A few random thoughts:
- Willpower - is it a depletable resource? Or maybe it isn't? The article suggests it's probably a dead end. Based on my small experiments with diet changes, changing habits in my case requires environment control, self-education, self-awareness and planning. No moment-to-moment willpower necessary, and in fact if it comes down to that, I usually fail and eat that delicious but unhealthy treat/cookie/pizza.
- I've bought & tried a glucometer. Very cool device, allows you to test actual effects of food on your blood sugar. It's amazing to be able to perform an actual blood test yourself, at home, within less than a minute, using a device that costs around $20. Brilliant.
- I'm experimenting with eating food which has low glycemic index, and seeing how this affects my moment-to-moment energy level, focus, emotions and optimism. So far the results are very encouraging. If you don't know what it is, and you'd like to have more energy and focus on a typical workday, I recommend learning more about glycemic index.

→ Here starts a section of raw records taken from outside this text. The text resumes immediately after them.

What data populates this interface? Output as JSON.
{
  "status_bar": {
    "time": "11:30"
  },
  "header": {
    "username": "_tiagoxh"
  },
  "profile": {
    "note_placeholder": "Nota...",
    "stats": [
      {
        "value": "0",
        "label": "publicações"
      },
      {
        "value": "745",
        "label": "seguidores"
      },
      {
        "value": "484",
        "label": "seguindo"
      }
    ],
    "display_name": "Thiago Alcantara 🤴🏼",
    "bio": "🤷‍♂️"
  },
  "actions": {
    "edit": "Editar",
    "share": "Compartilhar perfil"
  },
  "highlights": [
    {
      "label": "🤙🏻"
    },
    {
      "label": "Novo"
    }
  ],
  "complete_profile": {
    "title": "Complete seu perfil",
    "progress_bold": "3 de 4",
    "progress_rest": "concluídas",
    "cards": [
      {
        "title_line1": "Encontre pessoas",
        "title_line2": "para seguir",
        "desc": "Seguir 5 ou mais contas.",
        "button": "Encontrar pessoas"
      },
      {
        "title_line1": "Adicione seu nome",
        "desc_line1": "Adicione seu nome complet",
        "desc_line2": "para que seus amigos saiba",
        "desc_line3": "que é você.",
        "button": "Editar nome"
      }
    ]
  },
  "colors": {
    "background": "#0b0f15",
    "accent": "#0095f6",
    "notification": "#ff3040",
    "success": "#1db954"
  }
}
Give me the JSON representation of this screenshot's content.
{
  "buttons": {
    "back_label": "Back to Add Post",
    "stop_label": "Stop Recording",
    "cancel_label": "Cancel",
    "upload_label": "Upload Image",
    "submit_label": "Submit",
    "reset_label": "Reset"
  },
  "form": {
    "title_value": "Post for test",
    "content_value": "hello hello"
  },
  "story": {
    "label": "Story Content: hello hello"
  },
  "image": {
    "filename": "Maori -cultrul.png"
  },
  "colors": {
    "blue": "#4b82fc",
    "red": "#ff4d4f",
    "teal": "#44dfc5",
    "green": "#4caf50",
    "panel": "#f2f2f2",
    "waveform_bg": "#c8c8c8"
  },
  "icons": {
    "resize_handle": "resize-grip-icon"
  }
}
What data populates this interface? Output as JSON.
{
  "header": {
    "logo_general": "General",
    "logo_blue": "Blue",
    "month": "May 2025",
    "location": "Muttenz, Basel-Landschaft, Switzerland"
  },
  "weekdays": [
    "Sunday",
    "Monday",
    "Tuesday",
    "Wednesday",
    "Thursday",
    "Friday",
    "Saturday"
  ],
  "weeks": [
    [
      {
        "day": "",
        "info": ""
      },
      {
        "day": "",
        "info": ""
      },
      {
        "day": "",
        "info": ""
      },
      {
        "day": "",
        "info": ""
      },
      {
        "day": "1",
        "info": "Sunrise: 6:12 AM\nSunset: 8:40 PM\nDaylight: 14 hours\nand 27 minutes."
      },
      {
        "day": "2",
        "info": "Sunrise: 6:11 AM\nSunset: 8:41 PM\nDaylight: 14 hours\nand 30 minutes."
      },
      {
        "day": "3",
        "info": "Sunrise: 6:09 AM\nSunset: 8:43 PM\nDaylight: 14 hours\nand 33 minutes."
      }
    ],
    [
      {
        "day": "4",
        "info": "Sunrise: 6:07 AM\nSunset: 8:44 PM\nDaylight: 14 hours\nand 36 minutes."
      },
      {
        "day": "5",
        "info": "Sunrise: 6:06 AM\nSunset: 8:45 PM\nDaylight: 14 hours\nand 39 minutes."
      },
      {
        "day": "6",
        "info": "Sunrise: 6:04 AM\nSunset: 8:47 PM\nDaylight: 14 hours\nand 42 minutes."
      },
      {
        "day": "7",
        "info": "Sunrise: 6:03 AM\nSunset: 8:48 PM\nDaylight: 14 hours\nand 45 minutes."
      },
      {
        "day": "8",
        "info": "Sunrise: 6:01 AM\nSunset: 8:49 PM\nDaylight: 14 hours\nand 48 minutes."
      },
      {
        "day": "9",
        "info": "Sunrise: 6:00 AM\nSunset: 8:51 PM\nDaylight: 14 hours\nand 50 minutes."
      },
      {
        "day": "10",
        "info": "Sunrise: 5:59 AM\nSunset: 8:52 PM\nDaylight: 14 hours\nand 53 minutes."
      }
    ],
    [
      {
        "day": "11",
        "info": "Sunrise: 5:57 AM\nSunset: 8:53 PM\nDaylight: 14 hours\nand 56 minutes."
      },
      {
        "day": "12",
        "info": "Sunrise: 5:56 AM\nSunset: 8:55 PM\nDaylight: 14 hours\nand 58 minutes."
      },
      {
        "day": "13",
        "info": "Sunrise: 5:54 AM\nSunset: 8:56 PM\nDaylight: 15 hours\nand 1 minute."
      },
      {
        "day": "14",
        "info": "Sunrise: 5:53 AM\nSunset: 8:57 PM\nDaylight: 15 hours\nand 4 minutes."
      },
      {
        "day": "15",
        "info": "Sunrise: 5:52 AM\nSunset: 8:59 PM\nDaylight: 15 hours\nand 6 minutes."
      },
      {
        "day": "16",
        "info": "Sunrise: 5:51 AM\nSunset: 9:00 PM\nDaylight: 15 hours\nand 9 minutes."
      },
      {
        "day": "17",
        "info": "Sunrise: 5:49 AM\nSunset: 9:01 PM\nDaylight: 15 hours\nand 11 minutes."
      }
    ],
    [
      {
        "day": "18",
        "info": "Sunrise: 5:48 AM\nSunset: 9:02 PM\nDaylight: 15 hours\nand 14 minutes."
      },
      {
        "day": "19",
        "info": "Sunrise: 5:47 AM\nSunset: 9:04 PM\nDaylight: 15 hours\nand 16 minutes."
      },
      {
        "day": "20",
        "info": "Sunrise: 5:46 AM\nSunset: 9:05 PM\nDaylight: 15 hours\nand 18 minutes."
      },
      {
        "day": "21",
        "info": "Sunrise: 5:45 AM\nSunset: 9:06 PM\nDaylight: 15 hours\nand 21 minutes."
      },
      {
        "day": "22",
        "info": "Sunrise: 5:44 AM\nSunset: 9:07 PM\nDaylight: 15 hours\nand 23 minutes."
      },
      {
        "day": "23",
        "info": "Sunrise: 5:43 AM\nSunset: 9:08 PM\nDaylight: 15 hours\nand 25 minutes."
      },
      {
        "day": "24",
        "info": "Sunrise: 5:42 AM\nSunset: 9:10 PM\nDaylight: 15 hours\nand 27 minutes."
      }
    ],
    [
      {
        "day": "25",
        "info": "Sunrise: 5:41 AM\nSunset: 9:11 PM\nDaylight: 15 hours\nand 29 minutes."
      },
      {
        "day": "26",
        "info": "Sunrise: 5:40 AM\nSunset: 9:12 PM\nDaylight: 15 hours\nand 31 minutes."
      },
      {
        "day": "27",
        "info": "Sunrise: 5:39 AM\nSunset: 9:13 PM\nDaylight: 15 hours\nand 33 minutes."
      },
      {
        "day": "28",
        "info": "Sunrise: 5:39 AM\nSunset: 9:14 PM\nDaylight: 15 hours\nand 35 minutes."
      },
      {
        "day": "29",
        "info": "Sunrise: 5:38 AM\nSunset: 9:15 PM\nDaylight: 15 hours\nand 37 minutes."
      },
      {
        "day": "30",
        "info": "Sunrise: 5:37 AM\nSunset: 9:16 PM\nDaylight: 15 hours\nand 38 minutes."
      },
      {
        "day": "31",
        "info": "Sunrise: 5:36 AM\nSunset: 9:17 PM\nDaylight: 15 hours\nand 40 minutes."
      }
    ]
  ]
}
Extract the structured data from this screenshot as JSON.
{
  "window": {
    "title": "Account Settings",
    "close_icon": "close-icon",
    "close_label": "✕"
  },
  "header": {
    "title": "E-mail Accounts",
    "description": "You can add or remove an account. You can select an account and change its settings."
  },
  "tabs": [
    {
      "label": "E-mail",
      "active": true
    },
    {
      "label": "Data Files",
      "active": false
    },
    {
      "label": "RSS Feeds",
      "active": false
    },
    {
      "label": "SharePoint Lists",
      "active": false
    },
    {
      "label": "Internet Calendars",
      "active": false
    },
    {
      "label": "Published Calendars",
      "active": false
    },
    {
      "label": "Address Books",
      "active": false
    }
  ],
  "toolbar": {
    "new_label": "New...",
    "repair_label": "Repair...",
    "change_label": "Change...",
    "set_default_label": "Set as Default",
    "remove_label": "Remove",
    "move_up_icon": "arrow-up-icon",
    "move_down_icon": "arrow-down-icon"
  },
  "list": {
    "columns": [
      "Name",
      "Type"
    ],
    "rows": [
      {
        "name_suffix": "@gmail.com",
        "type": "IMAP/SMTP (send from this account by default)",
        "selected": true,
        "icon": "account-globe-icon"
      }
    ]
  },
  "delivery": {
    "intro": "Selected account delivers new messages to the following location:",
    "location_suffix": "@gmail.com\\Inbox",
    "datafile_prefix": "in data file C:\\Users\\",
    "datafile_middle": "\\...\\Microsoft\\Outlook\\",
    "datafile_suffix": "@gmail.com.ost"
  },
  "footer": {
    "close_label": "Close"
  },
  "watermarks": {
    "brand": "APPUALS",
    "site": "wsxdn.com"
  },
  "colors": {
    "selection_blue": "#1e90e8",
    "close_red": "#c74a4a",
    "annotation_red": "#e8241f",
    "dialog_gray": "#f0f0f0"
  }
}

- There is a phenomenon I'd call "learning too fast". I've concluded that I was reading too many books, and analyzing various areas of my work and life too much, without acting. The way I evaluate it is by looking at the ratio of applied knowledge (change in a way I do things) to acquired knowledge (instructions on how to do things differently, taken from books, friends etc.). This ratio is appallingly low for me. I'd say that I apply maybe 5-10% of what I read in the last year, and that only includes advice that I decided to be meaningful and worthwhile. Rate of knowledge application is just as important as rate of knowledge acquisition. They don't need to be equal, but learning too fast compared to applying what you learn may lead to frustration ("I learned so much, but there are no improvements in my daily work/life") and is just waste if you dedicate lots of resources to it.